Back in 1969, the silver bullets in the hurricane forecaster’s arsenal were aircraft reconnaissance flights. That’s why on Thursday, August 14, 1969, the National Hurricane Center requested a Navy aircraft fly into an area of thunderstorms south of Cuba. The crew found a strengthening tropical storm, which the NHC named Camille.

By Friday morning, August 15, 1969, Camille’s winds had increased to hurricane strength. Throughout Thursday and Friday, Camille moved northwestward, eventually skirting the western tip of Cuba and moving into the Gulf of Mexico early on Saturday morning, August 16.

Due to a number of factors, including predictions from the rudimentary computer models of the day, forecasters believed that Camille would gradually turn to the right, taking a more northward course. So, on Saturday morning, August 16, with the eye of Camille over 400 miles south of the coast, the Weather Bureau issued a warning for the Florida panhandle from Fort Walton Beach eastward to south of Tallahassee, meaning forecasters expected hurricane conditions to occur in that area on Sunday, August 17.
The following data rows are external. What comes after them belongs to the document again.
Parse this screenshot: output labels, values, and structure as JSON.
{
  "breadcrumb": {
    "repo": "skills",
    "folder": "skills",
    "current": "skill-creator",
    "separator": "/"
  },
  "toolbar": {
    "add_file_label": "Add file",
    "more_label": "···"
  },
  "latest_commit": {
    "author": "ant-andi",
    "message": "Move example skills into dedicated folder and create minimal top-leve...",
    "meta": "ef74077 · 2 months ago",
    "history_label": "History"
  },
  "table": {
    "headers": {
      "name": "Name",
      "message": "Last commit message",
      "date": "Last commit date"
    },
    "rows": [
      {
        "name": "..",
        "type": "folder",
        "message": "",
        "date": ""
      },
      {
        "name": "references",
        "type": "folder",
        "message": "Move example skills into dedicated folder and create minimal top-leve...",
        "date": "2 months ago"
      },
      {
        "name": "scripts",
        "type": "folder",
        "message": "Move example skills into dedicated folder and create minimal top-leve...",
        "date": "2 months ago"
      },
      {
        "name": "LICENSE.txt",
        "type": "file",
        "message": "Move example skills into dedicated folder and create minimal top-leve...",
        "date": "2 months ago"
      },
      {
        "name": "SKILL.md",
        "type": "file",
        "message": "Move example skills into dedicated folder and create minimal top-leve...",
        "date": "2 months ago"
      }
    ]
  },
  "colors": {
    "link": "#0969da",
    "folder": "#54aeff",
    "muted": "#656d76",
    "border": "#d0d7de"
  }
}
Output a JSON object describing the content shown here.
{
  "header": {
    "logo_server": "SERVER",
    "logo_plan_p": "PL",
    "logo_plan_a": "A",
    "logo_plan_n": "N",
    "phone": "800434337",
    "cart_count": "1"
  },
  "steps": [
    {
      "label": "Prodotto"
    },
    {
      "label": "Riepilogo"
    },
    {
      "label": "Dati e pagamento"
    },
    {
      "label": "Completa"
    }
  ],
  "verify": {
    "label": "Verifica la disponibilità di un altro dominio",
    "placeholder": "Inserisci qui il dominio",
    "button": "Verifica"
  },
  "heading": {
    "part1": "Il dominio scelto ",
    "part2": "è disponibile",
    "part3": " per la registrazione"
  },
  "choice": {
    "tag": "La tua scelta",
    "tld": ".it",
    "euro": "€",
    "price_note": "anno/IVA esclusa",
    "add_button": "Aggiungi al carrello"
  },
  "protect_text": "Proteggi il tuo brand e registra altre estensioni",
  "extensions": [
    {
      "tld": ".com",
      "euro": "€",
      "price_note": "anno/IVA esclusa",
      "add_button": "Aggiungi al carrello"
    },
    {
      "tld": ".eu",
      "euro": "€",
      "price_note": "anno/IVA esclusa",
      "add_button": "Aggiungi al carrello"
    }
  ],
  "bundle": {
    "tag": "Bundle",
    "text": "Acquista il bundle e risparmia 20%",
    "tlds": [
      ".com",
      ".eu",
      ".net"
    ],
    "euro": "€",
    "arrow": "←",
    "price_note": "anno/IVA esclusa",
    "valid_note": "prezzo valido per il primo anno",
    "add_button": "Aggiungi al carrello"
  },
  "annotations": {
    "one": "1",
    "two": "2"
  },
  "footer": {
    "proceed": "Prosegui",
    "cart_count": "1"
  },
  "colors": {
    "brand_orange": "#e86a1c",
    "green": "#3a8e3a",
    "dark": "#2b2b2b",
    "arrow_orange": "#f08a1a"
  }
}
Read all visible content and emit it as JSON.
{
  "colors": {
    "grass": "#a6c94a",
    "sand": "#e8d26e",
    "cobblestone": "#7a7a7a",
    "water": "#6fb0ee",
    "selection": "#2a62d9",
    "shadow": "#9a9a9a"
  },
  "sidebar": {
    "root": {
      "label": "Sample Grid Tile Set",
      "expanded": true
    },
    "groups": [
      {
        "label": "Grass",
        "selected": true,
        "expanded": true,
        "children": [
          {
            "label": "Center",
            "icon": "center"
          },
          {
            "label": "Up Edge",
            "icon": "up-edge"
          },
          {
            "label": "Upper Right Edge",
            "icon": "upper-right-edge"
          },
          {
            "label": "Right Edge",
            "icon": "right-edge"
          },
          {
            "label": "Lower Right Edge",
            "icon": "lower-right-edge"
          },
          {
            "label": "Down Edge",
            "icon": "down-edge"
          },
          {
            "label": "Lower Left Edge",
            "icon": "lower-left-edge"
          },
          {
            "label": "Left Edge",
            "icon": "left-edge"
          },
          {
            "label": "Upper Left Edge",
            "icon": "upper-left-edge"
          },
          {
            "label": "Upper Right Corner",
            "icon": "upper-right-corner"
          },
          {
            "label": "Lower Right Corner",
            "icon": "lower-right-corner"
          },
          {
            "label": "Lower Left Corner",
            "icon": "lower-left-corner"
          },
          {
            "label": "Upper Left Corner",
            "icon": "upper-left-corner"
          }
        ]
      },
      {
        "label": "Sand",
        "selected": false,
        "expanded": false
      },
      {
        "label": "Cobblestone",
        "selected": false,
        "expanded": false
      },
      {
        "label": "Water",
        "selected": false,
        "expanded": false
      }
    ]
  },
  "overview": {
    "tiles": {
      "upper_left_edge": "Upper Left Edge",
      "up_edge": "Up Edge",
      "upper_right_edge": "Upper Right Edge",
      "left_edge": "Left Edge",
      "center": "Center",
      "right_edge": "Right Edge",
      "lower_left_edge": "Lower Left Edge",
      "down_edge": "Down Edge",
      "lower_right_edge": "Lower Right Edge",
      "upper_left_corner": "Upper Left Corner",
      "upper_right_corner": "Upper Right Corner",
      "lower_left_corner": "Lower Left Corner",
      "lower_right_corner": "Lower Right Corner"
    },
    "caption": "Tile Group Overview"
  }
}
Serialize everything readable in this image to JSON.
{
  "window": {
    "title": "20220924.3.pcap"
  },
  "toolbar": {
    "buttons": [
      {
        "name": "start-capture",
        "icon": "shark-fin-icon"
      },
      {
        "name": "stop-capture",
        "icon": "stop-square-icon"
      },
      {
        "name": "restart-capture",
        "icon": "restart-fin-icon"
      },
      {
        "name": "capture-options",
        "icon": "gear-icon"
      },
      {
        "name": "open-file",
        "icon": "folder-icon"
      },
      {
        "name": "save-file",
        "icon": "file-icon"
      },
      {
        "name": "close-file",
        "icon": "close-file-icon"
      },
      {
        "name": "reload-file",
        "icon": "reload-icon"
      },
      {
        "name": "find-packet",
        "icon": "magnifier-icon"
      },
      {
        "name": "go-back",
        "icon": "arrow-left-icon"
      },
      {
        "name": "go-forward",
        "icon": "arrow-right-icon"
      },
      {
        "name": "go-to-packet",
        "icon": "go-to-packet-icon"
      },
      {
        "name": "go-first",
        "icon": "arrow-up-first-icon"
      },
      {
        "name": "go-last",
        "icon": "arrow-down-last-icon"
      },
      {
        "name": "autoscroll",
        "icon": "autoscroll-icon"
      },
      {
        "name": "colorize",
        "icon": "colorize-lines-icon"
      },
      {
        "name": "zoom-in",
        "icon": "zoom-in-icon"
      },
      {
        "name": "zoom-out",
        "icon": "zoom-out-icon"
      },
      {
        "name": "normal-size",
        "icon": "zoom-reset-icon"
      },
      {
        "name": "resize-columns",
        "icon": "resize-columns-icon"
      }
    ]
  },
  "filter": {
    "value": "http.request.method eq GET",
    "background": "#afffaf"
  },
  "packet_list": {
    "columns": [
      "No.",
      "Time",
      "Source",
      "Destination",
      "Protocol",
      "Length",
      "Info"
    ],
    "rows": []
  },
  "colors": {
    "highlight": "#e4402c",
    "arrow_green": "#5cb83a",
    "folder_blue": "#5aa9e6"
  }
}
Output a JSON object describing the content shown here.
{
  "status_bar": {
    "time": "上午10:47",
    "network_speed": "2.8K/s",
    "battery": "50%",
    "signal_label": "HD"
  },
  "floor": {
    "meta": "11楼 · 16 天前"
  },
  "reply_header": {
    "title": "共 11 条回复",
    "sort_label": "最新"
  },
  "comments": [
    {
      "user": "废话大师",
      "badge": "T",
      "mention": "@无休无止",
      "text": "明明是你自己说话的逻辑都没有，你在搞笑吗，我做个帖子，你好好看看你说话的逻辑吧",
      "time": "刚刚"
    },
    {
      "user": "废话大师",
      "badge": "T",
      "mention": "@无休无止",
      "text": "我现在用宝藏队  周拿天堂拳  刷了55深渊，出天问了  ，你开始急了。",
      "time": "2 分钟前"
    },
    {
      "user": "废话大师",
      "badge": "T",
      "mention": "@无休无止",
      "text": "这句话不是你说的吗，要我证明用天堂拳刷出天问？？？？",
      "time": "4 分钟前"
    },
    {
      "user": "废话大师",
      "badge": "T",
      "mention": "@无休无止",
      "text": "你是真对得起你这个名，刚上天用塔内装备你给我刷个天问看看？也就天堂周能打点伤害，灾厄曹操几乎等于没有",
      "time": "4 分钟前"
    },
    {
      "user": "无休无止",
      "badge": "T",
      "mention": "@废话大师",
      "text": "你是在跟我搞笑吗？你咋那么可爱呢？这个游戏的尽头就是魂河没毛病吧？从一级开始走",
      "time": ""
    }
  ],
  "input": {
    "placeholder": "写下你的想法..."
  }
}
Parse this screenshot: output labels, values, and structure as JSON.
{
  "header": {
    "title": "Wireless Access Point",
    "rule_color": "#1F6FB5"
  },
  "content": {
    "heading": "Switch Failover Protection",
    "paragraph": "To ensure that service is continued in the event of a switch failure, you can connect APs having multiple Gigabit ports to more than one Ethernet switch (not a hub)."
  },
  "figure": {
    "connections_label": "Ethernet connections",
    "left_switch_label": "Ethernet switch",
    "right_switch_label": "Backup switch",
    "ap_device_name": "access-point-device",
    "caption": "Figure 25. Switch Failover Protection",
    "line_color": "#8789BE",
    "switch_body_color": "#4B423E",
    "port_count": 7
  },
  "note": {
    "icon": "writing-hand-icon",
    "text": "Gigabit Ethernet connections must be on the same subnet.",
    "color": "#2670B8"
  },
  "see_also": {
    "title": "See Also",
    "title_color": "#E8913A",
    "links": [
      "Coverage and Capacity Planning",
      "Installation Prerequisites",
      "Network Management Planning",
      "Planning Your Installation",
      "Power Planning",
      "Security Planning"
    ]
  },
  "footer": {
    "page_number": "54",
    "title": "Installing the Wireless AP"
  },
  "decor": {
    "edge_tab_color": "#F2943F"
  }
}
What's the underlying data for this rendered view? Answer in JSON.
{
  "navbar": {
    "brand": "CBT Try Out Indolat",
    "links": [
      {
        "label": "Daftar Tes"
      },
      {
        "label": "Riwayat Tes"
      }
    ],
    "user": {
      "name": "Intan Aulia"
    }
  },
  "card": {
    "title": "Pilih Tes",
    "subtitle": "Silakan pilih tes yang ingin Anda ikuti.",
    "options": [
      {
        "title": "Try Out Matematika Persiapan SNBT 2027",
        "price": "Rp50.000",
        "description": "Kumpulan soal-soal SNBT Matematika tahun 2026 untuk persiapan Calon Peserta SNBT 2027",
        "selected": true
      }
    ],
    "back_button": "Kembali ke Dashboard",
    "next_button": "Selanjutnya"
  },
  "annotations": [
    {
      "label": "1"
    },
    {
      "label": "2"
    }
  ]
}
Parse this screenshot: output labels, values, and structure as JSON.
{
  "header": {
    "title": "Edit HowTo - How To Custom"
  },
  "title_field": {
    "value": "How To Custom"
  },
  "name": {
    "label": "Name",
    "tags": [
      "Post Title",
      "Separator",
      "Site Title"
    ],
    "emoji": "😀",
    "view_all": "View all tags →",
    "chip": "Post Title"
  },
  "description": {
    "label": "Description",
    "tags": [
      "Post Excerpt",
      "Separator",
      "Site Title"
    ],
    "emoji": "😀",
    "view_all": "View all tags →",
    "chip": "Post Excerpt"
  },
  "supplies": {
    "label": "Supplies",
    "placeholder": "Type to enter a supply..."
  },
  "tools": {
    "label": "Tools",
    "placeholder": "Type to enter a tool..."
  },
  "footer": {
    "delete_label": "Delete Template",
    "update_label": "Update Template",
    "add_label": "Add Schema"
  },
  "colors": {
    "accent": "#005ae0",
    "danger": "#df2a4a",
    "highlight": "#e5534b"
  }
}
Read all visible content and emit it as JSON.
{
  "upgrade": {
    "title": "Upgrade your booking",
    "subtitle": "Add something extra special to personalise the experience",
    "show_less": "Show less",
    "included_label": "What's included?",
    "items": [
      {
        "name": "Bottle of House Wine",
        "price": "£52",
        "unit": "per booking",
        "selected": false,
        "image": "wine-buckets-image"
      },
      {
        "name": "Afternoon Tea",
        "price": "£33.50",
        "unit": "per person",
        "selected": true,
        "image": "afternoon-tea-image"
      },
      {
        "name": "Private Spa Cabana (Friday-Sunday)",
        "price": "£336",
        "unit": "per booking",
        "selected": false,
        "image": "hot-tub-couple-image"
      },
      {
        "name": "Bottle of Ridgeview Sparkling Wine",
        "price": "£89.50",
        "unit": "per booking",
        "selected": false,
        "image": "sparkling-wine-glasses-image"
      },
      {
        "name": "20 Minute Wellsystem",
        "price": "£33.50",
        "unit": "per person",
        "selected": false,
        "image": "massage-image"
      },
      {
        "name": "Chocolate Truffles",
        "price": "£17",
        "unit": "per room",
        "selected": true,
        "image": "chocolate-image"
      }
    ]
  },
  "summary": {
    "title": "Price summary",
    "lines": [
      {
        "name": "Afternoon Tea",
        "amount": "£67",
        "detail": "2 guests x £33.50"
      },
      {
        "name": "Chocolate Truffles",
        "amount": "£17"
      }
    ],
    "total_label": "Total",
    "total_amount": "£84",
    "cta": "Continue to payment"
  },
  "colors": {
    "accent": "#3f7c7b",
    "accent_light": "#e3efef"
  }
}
At the same time, a Hurricane Watch was issued westward all the way to Biloxi in order to keep residents of those areas on their toes. The Alabama and Mississippi coasts were at some risk, but clearly the focus that Saturday was on the Florida Panhandle.

The NHC’s director, Robert Simpson, was becoming increasingly concerned by the signs of intensification that he saw in satellite images. Simpson wanted aircraft to fly into the eye and check the intensity. Unfortunately, some of the Navy aircraft that Simpson would normally have had at his disposal were busy with Project Stormfury, a research experiment that would eventually conduct cloud seeding in Hurricane Debbie far out in the Atlantic. Jack Williams and Bob Sheets in their book, Hurricane Watch: Forecasting the Deadliest Storms on Earth, tell the story of how Simpson made a special request to the Air Force to make additional weather aircraft available for Camille flights.

What the Air Force plane found that Saturday afternoon was stunning. Camille’s eye had shrunk to a mere five miles wide and maximum winds were 150 miles per hour. When Mississippi residents went to bed Saturday night, August 16, 1969, they may have been uneasy that a powerful hurricane was only 350 miles to their southeast. But, the warnings were still for the Florida Panhandle, because forecasters still anticipated the storm would curve to the right. However, Camille still had not started the right hand turn. And it wouldn’t, until it was too late for Mississippi.